    The difficulty is that, in this field, too many people have opinions that are nothing more than bumper stickers. “Stop foreigners buying land” is a bumper sticker. It’s a slogan on a T-shirt. It’s not an economic programme of government. And “Let the market rule” is another bumper sticker, another T-shirt slogan that gets nobody anywhere.

    Fine lines, folks, and hard-headed, hard-nosed cost-benefit analysis. That’s why we vote for governments, right? To make those tough decisions? That’s why we’re democrats in the free world.

  14. Hey guys lets start with something small be fore we take over the world , what about this man with no work permit let get some justice with that one cause the horse has already bolted out the stable on this one . long live life we want justice not words .

  15. Jack Bowman

    Oops. I forgot Mr “Petard Hoister” (which isn’t a bad gag, if you think about it. But you do have to think about it, so it’s a pretty mediocre gag).

    Yes, Mr. Hoister, it’s Barbados’s. Many will say Barbados’. But that’s only because they are members of the not-too-bright community who don’t really know how to put a sentence together.

    I hope we cleared that up.

  16. Jack Bowman

    I am not a messiah or a seer. I tell it like it is. I do not care for social invitations because I tell it like it is. Some may say that I can’t really write proper grammatical sentences, but I tell it like it is.

    Some scoff at me for telling it like it is, but I tell them: I am telling it like it is, and my ego is much, much bigger than my grasp of basic grammar. Some say: “I have never heard of you. Are you one of those people on Facebook? Do you tweet?” And I say: “I am telling it like it is”.

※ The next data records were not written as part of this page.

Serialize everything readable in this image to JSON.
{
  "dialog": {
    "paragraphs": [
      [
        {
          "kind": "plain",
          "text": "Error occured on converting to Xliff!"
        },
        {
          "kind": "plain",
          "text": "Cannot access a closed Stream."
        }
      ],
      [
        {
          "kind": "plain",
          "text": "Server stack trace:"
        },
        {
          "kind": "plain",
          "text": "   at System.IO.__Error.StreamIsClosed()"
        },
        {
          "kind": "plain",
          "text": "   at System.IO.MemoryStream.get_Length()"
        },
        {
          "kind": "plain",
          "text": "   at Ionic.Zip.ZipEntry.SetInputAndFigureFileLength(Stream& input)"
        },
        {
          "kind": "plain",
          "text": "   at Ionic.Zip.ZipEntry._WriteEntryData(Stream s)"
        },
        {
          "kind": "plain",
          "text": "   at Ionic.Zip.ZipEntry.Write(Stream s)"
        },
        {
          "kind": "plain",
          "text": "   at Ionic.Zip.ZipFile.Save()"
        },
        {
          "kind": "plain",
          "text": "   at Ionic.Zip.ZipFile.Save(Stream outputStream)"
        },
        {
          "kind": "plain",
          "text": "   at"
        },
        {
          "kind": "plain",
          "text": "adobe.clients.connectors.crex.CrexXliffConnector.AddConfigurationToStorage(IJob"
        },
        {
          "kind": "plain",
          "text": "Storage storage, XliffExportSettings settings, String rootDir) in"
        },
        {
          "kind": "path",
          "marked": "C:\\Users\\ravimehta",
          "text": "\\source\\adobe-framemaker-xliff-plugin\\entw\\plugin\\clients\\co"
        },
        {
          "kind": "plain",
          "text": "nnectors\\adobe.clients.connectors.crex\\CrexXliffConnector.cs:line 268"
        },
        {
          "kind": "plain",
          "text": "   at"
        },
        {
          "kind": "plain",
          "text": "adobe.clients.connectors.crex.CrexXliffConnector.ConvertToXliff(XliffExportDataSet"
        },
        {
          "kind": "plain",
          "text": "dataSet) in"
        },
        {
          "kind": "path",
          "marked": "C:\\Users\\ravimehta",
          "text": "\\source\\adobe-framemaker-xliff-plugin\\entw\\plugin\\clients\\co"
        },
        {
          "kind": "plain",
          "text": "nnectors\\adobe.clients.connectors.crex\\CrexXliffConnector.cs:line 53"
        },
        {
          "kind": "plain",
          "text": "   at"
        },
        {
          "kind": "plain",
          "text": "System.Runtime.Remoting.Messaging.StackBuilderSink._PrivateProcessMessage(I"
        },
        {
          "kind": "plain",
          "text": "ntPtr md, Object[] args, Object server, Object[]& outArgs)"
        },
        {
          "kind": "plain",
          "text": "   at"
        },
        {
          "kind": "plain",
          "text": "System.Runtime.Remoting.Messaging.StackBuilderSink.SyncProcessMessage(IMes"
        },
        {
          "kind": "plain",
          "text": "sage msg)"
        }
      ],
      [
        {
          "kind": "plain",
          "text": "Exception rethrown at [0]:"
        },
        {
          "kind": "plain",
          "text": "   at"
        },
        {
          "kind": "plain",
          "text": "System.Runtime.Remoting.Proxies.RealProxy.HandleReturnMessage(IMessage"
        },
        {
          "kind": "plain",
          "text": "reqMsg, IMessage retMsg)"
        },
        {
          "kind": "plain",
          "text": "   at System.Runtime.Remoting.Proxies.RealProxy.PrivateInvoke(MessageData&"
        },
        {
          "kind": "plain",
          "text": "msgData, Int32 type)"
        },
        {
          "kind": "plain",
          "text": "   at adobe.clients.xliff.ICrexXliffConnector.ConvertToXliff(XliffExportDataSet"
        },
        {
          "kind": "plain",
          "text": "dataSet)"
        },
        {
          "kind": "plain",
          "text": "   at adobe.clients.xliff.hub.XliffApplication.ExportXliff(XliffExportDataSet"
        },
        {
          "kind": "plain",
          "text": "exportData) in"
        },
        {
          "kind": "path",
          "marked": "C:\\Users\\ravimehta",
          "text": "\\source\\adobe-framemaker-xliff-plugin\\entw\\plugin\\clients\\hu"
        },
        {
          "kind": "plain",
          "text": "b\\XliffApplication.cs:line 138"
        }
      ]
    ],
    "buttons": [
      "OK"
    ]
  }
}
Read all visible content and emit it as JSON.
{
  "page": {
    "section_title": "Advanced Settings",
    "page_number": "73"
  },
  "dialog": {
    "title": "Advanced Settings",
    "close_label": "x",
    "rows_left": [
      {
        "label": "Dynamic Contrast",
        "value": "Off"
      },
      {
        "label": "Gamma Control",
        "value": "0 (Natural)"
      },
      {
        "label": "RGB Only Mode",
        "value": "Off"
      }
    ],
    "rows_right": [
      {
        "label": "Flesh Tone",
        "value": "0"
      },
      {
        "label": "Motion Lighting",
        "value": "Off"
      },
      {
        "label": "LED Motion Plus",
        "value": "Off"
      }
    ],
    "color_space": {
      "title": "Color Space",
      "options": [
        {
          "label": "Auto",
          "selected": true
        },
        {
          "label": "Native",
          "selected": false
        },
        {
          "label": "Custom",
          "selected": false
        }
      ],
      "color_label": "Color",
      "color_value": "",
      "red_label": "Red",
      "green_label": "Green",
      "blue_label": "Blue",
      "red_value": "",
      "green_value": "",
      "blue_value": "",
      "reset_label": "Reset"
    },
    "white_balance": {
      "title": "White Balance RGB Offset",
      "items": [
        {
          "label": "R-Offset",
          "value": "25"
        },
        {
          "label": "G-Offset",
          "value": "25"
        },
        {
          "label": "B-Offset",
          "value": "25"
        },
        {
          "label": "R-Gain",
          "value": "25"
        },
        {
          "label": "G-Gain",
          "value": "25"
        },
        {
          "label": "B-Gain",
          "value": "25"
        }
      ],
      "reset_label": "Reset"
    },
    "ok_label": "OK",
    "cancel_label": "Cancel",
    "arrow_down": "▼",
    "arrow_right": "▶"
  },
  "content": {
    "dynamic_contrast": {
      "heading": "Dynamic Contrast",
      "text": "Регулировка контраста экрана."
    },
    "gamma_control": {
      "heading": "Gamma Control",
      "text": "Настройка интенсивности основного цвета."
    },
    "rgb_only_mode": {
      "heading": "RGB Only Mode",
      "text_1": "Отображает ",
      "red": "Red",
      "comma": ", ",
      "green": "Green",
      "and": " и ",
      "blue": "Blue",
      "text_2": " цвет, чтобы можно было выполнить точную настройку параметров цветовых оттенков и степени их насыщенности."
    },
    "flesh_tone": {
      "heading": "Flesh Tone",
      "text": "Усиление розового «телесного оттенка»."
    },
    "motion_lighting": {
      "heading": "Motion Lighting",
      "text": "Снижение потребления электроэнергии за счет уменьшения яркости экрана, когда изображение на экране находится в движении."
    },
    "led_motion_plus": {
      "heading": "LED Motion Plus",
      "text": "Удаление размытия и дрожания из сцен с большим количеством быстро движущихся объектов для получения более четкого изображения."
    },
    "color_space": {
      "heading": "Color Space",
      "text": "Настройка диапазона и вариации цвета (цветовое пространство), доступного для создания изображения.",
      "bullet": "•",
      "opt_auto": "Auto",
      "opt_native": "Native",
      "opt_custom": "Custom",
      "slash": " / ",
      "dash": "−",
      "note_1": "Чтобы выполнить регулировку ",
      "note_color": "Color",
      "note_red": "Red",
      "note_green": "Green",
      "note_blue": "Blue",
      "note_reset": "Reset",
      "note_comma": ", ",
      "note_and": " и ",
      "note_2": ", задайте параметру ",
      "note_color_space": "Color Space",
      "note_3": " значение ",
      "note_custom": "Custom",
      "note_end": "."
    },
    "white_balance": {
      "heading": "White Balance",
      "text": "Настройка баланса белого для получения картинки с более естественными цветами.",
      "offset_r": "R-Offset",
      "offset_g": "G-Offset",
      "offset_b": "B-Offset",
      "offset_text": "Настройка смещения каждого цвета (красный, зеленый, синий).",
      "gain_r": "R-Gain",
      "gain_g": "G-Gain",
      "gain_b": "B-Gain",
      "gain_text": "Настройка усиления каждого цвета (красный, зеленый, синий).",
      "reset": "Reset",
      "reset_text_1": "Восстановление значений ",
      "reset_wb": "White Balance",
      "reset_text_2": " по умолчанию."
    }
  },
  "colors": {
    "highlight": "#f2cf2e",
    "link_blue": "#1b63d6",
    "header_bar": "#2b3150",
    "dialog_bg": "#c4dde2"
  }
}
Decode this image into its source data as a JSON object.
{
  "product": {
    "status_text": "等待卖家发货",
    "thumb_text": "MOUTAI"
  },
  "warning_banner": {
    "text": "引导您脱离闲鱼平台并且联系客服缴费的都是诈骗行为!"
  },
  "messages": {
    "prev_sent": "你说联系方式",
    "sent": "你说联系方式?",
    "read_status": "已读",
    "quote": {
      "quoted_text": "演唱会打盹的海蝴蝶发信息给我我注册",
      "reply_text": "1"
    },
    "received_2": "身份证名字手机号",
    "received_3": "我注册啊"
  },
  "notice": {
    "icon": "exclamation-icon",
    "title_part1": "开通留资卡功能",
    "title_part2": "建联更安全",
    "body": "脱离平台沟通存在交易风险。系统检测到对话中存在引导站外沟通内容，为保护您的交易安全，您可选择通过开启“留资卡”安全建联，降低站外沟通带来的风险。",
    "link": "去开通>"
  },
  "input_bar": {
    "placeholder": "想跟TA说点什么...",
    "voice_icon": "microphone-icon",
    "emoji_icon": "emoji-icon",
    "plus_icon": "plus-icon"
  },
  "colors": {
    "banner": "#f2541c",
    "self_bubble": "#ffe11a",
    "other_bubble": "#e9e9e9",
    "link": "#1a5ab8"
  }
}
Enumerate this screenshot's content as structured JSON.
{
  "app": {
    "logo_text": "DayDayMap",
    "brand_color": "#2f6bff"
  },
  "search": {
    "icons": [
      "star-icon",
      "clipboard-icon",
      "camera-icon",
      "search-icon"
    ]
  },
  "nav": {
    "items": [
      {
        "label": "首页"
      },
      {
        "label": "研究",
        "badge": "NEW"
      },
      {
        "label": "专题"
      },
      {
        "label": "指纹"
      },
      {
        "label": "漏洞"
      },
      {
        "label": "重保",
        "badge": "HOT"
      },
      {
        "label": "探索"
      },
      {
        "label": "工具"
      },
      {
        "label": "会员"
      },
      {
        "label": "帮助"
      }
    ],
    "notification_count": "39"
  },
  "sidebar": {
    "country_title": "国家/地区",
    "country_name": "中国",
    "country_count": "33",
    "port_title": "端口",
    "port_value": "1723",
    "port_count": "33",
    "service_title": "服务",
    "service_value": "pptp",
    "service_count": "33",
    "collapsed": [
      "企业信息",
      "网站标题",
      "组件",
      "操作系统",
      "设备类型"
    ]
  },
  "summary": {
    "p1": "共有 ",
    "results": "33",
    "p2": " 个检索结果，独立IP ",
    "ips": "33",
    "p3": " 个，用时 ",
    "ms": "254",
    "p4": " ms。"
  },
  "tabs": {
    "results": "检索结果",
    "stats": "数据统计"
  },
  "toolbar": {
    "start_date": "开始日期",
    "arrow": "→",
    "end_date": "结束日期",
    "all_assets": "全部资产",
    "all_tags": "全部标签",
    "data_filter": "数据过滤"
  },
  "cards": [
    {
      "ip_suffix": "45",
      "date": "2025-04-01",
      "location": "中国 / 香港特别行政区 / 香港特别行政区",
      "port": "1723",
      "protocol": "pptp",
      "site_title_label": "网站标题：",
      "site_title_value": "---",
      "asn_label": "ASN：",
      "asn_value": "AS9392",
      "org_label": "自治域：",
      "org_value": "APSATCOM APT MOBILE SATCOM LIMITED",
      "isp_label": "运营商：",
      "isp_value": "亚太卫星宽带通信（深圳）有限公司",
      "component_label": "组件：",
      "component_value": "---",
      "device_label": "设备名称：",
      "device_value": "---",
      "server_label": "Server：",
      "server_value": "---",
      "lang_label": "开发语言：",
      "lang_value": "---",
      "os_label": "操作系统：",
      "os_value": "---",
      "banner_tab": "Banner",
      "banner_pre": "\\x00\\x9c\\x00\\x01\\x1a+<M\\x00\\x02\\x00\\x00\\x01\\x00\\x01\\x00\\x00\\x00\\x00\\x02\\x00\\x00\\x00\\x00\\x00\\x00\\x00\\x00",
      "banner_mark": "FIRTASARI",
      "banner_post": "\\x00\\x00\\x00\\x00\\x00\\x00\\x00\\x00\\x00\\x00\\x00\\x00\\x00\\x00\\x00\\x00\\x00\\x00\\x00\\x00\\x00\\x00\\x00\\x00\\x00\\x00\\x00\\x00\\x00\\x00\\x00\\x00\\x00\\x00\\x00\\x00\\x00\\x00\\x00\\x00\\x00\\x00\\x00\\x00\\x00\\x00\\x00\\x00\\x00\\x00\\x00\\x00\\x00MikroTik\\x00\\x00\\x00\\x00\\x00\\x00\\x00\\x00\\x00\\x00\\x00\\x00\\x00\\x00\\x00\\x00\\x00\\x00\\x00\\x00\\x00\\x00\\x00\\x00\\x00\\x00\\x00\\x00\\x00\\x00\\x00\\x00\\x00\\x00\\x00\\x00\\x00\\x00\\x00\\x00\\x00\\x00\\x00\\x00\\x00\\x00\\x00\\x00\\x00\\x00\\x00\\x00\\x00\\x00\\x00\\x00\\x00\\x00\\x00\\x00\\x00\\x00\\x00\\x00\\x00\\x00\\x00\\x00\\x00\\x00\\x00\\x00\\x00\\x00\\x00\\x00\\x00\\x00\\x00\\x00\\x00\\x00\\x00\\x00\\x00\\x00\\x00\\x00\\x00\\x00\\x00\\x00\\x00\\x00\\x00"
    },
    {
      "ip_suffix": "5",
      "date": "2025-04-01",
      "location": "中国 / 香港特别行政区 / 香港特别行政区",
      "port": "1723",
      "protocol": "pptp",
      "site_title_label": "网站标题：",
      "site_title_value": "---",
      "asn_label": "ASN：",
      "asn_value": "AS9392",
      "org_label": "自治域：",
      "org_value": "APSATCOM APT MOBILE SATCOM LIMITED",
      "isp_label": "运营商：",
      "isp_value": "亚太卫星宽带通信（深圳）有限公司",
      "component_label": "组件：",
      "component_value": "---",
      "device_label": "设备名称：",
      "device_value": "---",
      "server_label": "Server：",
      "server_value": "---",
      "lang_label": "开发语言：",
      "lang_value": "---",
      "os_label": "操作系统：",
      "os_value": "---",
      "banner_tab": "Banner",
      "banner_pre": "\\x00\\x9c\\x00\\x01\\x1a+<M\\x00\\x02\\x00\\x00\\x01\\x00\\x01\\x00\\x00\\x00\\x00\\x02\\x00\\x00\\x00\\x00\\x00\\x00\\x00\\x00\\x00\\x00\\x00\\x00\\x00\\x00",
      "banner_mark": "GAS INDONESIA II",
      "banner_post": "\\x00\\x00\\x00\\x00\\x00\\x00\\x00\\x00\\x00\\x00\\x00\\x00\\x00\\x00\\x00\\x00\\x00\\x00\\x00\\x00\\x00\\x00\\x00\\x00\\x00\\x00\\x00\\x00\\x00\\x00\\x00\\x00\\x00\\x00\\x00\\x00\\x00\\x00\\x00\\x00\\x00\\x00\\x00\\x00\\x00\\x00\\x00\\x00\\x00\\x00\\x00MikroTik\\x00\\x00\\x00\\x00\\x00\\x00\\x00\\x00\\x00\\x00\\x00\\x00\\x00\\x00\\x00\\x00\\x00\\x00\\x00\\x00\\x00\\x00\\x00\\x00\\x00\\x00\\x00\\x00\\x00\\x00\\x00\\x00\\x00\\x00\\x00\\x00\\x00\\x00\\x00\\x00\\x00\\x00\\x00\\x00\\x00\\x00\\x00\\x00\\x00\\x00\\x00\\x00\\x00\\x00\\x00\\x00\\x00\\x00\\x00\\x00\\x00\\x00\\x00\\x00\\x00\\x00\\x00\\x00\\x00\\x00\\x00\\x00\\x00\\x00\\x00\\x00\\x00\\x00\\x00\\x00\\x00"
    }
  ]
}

    But I would always forego a “social invite” to tell it how it is. Some may scoff at my sense of honour and my determination to tell it how it is. But I can do no less. I tell it how it is. That’s how I am. Some laugh because I challenge the status quo and do not follow the crowd blindly.

    I dare to say that water is wet (many will scoff at me for challenging that particular status quo, but I am a rough diamond) and that things fall onto the ground if you drop them. I am a rough diamond. I dare to say that most leaves are green, and I prefer to stand alone with the opinion that it’s dark at night and less dark during the day. Some might call me a maverick for saying that, but I prefer to speak the truth than to accept “a social invite”.

    Some might say that I am a self-dramatizing dullard who could only get away with being this boring and self-dramatizing in a tiny little country, but I tell it like it is. Everybody says: he tells it like it is. So I tell it like it is.

    • Boiling water is hot.
    • Horses have teeth.
    • Cows give milk.
    • Many elderly people have grey hair.
    • The world is not flat. I would always reject a “social invite” if I want to make the point that the world is not flat. I tell it like it is. Honest, I’ve got a Facebook account and everything. I tell it like it is, because I know everything.